The City’s historic independence is at stake

Perhaps more worrying still in the longer term is the apparent loss of political independence of the City. Whilst the Hill review recommendation of a yearly report to Parliament by the Chancellor is a welcome recognition of the City’s national importance, it underlines the current low profile of the latter’s political establishment.

It also provides the potential for the Lord Mayor, as its constitutional leader, to speak on its behalf at the centre of Government, rather than have its case made by Westminster politician who may, perhaps one day soon, have less of a friendly disposition towards Britain’s premier industry.

The risk of a City Hall takeover

Equally concerning, given the green eyes across the Thames from City Hall, is the Mayor of London posing as the City’s principal spokesperson, as Sadiq Khan did in addressing this year’s virtual Davos conference, that seminal get-together of world opinion formers, about London’s equipment “to lead the world in banking, insurance, trading and related services”.

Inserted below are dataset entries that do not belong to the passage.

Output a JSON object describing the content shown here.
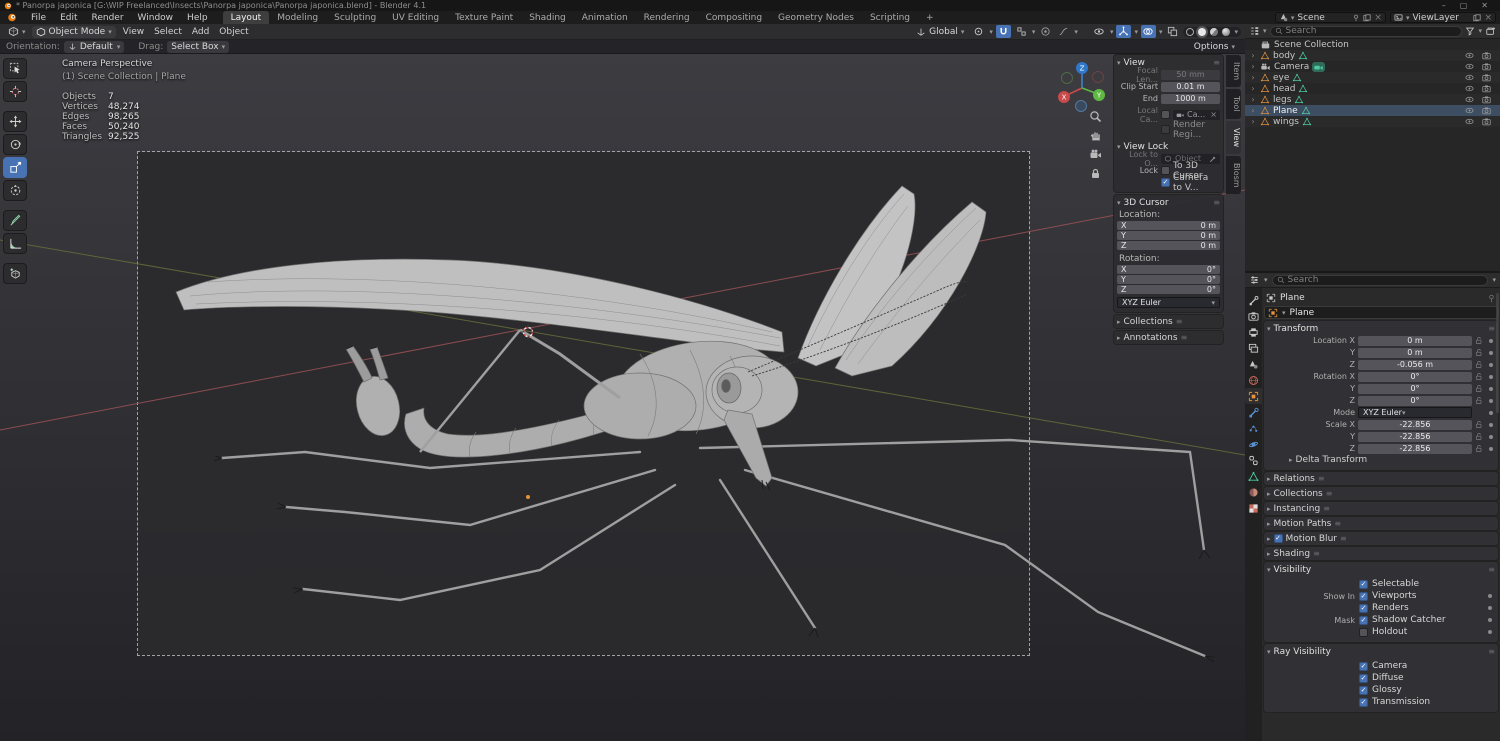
{
  "titlebar": {
    "title": "* Panorpa japonica [G:\\WIP Freelanced\\Insects\\Panorpa japonica\\Panorpa japonica.blend] - Blender 4.1",
    "minimize": "–",
    "maximize": "▢",
    "close": "✕"
  },
  "topbar": {
    "menus": [
      "File",
      "Edit",
      "Render",
      "Window",
      "Help"
    ],
    "workspaces": [
      "Layout",
      "Modeling",
      "Sculpting",
      "UV Editing",
      "Texture Paint",
      "Shading",
      "Animation",
      "Rendering",
      "Compositing",
      "Geometry Nodes",
      "Scripting"
    ],
    "active_workspace": "Layout",
    "new_workspace_label": "+",
    "scene_selector": {
      "value": "Scene"
    },
    "viewlayer_selector": {
      "value": "ViewLayer"
    }
  },
  "viewport_header": {
    "mode": "Object Mode",
    "menus": [
      "View",
      "Select",
      "Add",
      "Object"
    ],
    "orientation": "Global"
  },
  "tool_settings": {
    "orientation_label": "Orientation:",
    "orientation_value": "Default",
    "drag_label": "Drag:",
    "drag_value": "Select Box",
    "options_label": "Options"
  },
  "toolbar": {
    "tools": [
      "tweak-select",
      "cursor",
      "move",
      "rotate",
      "scale",
      "transform",
      "annotate",
      "measure",
      "add-cube"
    ],
    "active_tool": "scale"
  },
  "viewport_overlay": {
    "view_label": "Camera Perspective",
    "context_label": "(1) Scene Collection | Plane",
    "stats": [
      {
        "label": "Objects",
        "value": "7"
      },
      {
        "label": "Vertices",
        "value": "48,274"
      },
      {
        "label": "Edges",
        "value": "98,265"
      },
      {
        "label": "Faces",
        "value": "50,240"
      },
      {
        "label": "Triangles",
        "value": "92,525"
      }
    ],
    "gizmo_axes": {
      "x": "X",
      "y": "Y",
      "z": "Z"
    }
  },
  "sidebar": {
    "tabs": [
      "Item",
      "Tool",
      "View",
      "Blosm"
    ],
    "active_tab": "View",
    "view_panel": {
      "title": "View",
      "focal_label": "Focal Len...",
      "focal_value": "50 mm",
      "clip_start_label": "Clip Start",
      "clip_start_value": "0.01 m",
      "clip_end_label": "End",
      "clip_end_value": "1000 m",
      "local_camera_label": "Local Ca...",
      "local_camera_value": "Ca...",
      "render_region_label": "Render Regi..."
    },
    "view_lock_panel": {
      "title": "View Lock",
      "lock_object_label": "Lock to O...",
      "lock_object_placeholder": "Object",
      "lock_label": "Lock",
      "to_3d_cursor_label": "To 3D Cursor",
      "camera_to_view_label": "Camera to V..."
    },
    "cursor_panel": {
      "title": "3D Cursor",
      "location_label": "Location:",
      "location": [
        {
          "axis": "X",
          "value": "0 m"
        },
        {
          "axis": "Y",
          "value": "0 m"
        },
        {
          "axis": "Z",
          "value": "0 m"
        }
      ],
      "rotation_label": "Rotation:",
      "rotation": [
        {
          "axis": "X",
          "value": "0°"
        },
        {
          "axis": "Y",
          "value": "0°"
        },
        {
          "axis": "Z",
          "value": "0°"
        }
      ],
      "rotation_mode": "XYZ Euler"
    },
    "collapsed_panels": [
      "Collections",
      "Annotations"
    ]
  },
  "outliner": {
    "search_placeholder": "Search",
    "root": "Scene Collection",
    "items": [
      {
        "name": "body",
        "type": "mesh",
        "selected": false
      },
      {
        "name": "Camera",
        "type": "camera",
        "selected": false
      },
      {
        "name": "eye",
        "type": "mesh",
        "selected": false
      },
      {
        "name": "head",
        "type": "mesh",
        "selected": false
      },
      {
        "name": "legs",
        "type": "mesh",
        "selected": false
      },
      {
        "name": "Plane",
        "type": "mesh",
        "selected": true
      },
      {
        "name": "wings",
        "type": "mesh",
        "selected": false
      }
    ]
  },
  "properties": {
    "search_placeholder": "Search",
    "tabs": [
      "tool",
      "render",
      "output",
      "view-layer",
      "scene",
      "world",
      "object",
      "modifiers",
      "particles",
      "physics",
      "constraints",
      "data",
      "material",
      "texture"
    ],
    "active_tab": "object",
    "breadcrumb": "Plane",
    "name_field": "Plane",
    "transform": {
      "title": "Transform",
      "rows": [
        {
          "label": "Location X",
          "value": "0 m",
          "widget": "field"
        },
        {
          "label": "Y",
          "value": "0 m",
          "widget": "field"
        },
        {
          "label": "Z",
          "value": "-0.056 m",
          "widget": "field"
        },
        {
          "label": "Rotation X",
          "value": "0°",
          "widget": "field"
        },
        {
          "label": "Y",
          "value": "0°",
          "widget": "field"
        },
        {
          "label": "Z",
          "value": "0°",
          "widget": "field"
        },
        {
          "label": "Mode",
          "value": "XYZ Euler",
          "widget": "dropdown"
        },
        {
          "label": "Scale X",
          "value": "-22.856",
          "widget": "field"
        },
        {
          "label": "Y",
          "value": "-22.856",
          "widget": "field"
        },
        {
          "label": "Z",
          "value": "-22.856",
          "widget": "field"
        }
      ],
      "sub_collapsed": "Delta Transform"
    },
    "collapsed_panels": [
      {
        "label": "Relations",
        "checkbox": false,
        "checked": false
      },
      {
        "label": "Collections",
        "checkbox": false,
        "checked": false
      },
      {
        "label": "Instancing",
        "checkbox": false,
        "checked": false
      },
      {
        "label": "Motion Paths",
        "checkbox": false,
        "checked": false
      },
      {
        "label": "Motion Blur",
        "checkbox": true,
        "checked": true
      },
      {
        "label": "Shading",
        "checkbox": false,
        "checked": false
      }
    ],
    "visibility": {
      "title": "Visibility",
      "rows": [
        {
          "prefix": "",
          "label": "Selectable",
          "checked": true,
          "dot": false
        },
        {
          "prefix": "Show In",
          "label": "Viewports",
          "checked": true,
          "dot": true
        },
        {
          "prefix": "",
          "label": "Renders",
          "checked": true,
          "dot": true
        },
        {
          "prefix": "Mask",
          "label": "Shadow Catcher",
          "checked": true,
          "dot": true
        },
        {
          "prefix": "",
          "label": "Holdout",
          "checked": false,
          "dot": true
        }
      ]
    },
    "ray_visibility": {
      "title": "Ray Visibility",
      "rows": [
        {
          "label": "Camera",
          "checked": true
        },
        {
          "label": "Diffuse",
          "checked": true
        },
        {
          "label": "Glossy",
          "checked": true
        },
        {
          "label": "Transmission",
          "checked": true
        }
      ]
    }
  },
  "colors": {
    "accent": "#4772b3",
    "object_orange": "#e8923c",
    "mesh_data_green": "#55c9a6",
    "axis_x_red": "#9e5257",
    "axis_y_olive": "#6a6d39"
  }
}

Yes, absolutely the right message, but can there be any more telling hint of future ambition, in the absence of the historic, well positioned and rightful alternatives? No more to be said.

  • Daniel Hodson, Monday 05 Apr 2021


About Professor Daniel Hodson:

Chairman, The CityUnited Project, formerly CEO of LIFFE, Deputy CEO of Nationwide Building Society, a director of the London Clearing House, Chairman of the Association of Corporate Treasurers and Gresham Professor of Commerce.